Hang on - I'll book the rostrum, the lab, telecine, oh and I'll see if I can book 40 animators, cell painters, in-betweeners, character designers in order to turn that over...
Sure those days are gone and so has the money but also so has the client's ability to think ahead.
To avoid consulting for nada, when asked to bid on a project, I simply offer a price. I break nothing down on paper ort otherwise. The price is how much the finished piece will cost through my company.
Grinner, I love ya like a brother, (and congrats on your big new "catch", BTW), but I really feel that quoting a fixed price on anything more complicated than a dub run is always a huge gamble.
You wind up too high or too low, neither is very good. Low means you lose money as well as setting a higher performace level for your price than you can afford, that leads to more expectations that are unrealistic from clients, and it is hard to rise above that once they paint you into that corner.

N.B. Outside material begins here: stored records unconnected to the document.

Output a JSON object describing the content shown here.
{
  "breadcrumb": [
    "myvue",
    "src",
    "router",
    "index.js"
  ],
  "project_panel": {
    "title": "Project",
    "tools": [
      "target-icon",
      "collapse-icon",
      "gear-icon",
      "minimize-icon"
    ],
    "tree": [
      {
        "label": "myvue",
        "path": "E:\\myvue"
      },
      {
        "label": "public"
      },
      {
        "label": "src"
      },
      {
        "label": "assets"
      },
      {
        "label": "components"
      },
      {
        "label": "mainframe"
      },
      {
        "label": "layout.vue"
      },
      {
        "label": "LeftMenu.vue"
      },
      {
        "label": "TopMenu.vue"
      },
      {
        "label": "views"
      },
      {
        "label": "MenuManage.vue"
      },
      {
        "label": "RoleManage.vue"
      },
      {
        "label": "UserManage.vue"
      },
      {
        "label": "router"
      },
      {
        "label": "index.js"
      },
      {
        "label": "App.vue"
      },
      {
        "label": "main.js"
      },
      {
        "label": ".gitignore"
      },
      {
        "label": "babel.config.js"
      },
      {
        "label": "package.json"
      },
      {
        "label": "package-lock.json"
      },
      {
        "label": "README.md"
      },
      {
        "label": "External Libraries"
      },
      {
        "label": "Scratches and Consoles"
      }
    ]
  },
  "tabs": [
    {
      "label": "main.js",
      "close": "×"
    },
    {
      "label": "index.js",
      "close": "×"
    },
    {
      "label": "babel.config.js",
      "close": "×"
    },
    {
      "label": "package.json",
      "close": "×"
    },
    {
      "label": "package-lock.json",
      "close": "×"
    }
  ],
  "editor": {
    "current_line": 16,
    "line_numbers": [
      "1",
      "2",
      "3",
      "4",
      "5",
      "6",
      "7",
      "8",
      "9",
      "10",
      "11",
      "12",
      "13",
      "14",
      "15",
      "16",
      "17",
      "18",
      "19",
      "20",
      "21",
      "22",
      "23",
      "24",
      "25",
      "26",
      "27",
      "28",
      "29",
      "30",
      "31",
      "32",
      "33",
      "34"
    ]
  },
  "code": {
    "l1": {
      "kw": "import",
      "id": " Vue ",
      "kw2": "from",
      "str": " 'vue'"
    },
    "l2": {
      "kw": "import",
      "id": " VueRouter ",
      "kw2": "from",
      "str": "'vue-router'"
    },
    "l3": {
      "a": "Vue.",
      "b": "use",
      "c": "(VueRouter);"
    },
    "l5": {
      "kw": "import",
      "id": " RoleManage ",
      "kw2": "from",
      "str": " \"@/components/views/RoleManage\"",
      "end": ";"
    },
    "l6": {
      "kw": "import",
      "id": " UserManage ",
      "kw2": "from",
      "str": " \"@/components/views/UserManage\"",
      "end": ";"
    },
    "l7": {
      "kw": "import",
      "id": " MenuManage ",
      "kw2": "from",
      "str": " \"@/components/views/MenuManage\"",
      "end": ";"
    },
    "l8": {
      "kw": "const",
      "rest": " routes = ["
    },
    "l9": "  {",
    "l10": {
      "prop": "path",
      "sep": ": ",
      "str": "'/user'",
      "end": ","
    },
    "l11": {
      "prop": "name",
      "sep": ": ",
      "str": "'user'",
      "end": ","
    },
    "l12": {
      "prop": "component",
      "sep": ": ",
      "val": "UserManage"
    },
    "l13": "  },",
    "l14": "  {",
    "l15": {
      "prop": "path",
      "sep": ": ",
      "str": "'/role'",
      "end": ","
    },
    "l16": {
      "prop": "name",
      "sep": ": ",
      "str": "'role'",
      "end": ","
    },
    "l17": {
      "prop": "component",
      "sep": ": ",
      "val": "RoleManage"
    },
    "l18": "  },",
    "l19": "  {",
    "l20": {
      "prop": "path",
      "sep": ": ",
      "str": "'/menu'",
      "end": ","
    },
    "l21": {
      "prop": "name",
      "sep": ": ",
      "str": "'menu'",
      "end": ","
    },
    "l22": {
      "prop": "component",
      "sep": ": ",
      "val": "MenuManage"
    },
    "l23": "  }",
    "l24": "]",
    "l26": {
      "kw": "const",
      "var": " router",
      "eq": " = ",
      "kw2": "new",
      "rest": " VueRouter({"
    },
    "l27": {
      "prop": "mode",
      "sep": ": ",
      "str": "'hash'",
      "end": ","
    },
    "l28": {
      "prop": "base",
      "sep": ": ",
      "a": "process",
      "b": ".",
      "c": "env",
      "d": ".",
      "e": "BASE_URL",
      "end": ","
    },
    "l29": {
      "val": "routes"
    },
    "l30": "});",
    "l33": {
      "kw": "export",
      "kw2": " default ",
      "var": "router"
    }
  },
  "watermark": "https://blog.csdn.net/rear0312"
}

Higher is good for the near term, mo' money IS mo' money afterall... but you can price yourself out of some jobs as well as making it easier for others to underbid you by *just a little* and steal you business. if you have enough good clients that scaring off the tire-kickers is good for you and not a potential big loss, than ignore me completely. But otherwise, I think you end up MORE competitive by showing an hourly rate than a fixed price. Just my opinion.
I subscribe to that and wish I could always just adhere to my hourly rate. When folks ask for a bid though, they are usually needing a number within their budget. Don't offer that and you'll often get passed up on. Being a one man band, I know exactly how much I'll put into a project based on their opening words. I don't mind spitting out a "cool, how does 7 grand sound?" As budgets tighten, this has become my saving grace, really. They like the no hourly rate surprises vibe for turn-key projects. If it's just an edit, the hourly rate is no problemo more often than not.